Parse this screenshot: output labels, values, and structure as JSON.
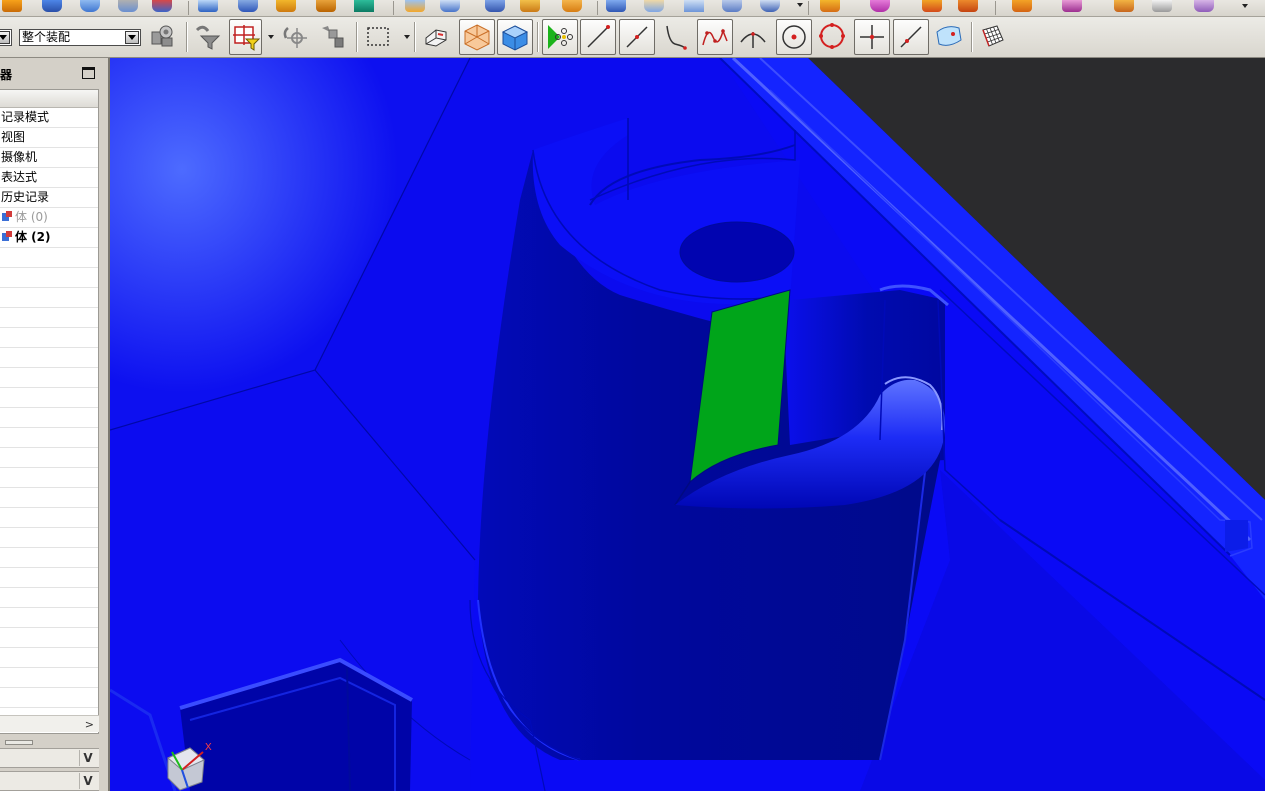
{
  "toolbar": {
    "selection_filter_value": "",
    "scope_value": "整个装配",
    "buttons": [
      "assembly-selection-icon",
      "filter-icon",
      "point-filter-icon",
      "undo-selection-icon",
      "deselect-icon",
      "rectangle-select-icon",
      "wireframe-icon",
      "face-select-icon",
      "body-select-icon",
      "snap-point-icon",
      "line-snap-icon",
      "line-midpoint-icon",
      "curve-end-icon",
      "spline-point-icon",
      "arc-center-icon",
      "circle-center-icon",
      "quadrant-point-icon",
      "intersection-point-icon",
      "point-on-curve-icon",
      "point-on-surface-icon",
      "grid-icon"
    ]
  },
  "navigator": {
    "title": "器",
    "rows": [
      {
        "label": "记录模式",
        "style": "normal"
      },
      {
        "label": "视图",
        "style": "normal"
      },
      {
        "label": "摄像机",
        "style": "normal"
      },
      {
        "label": "表达式",
        "style": "normal"
      },
      {
        "label": "历史记录",
        "style": "normal"
      },
      {
        "label": "体 (0)",
        "style": "dim",
        "icon": "body-icon"
      },
      {
        "label": "体 (2)",
        "style": "bold",
        "icon": "body-icon"
      }
    ],
    "empty_rows": 24,
    "panels": [
      "related-panel",
      "dependency-panel"
    ]
  },
  "viewport": {
    "background": "#2b2b2d",
    "model_color": "#0a0af5",
    "highlight_color": "#00a51a",
    "triad_axis_label": "X"
  },
  "colors": {
    "toolbar_bg": "#d9d6ce",
    "accent_red": "#d42020"
  }
}
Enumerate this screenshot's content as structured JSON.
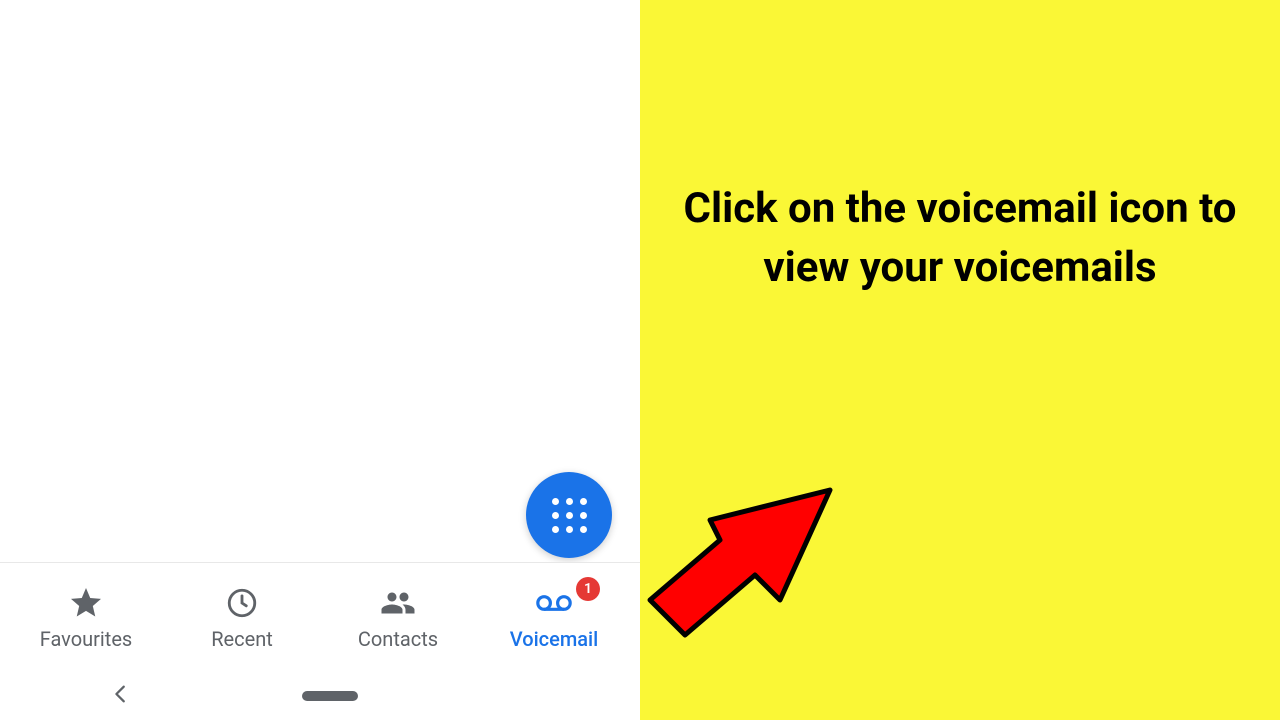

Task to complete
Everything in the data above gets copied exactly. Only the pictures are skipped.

Written solution
Parse this screenshot: output labels, values, and structure as JSON.
{
  "toolbar": {
    "selection_filter_value": "",
    "scope_value": "整个装配",
    "buttons": [
      "assembly-selection-icon",
      "filter-icon",
      "point-filter-icon",
      "undo-selection-icon",
      "deselect-icon",
      "rectangle-select-icon",
      "wireframe-icon",
      "face-select-icon",
      "body-select-icon",
      "snap-point-icon",
      "line-snap-icon",
      "line-midpoint-icon",
      "curve-end-icon",
      "spline-point-icon",
      "arc-center-icon",
      "circle-center-icon",
      "quadrant-point-icon",
      "intersection-point-icon",
      "point-on-curve-icon",
      "point-on-surface-icon",
      "grid-icon"
    ]
  },
  "navigator": {
    "title": "器",
    "rows": [
      {
        "label": "记录模式",
        "style": "normal"
      },
      {
        "label": "视图",
        "style": "normal"
      },
      {
        "label": "摄像机",
        "style": "normal"
      },
      {
        "label": "表达式",
        "style": "normal"
      },
      {
        "label": "历史记录",
        "style": "normal"
      },
      {
        "label": "体 (0)",
        "style": "dim",
        "icon": "body-icon"
      },
      {
        "label": "体 (2)",
        "style": "bold",
        "icon": "body-icon"
      }
    ],
    "empty_rows": 24,
    "panels": [
      "related-panel",
      "dependency-panel"
    ]
  },
  "viewport": {
    "background": "#2b2b2d",
    "model_color": "#0a0af5",
    "highlight_color": "#00a51a",
    "triad_axis_label": "X"
  },
  "colors": {
    "toolbar_bg": "#d9d6ce",
    "accent_red": "#d42020"
  }
}
Enumerate this screenshot's content as structured JSON.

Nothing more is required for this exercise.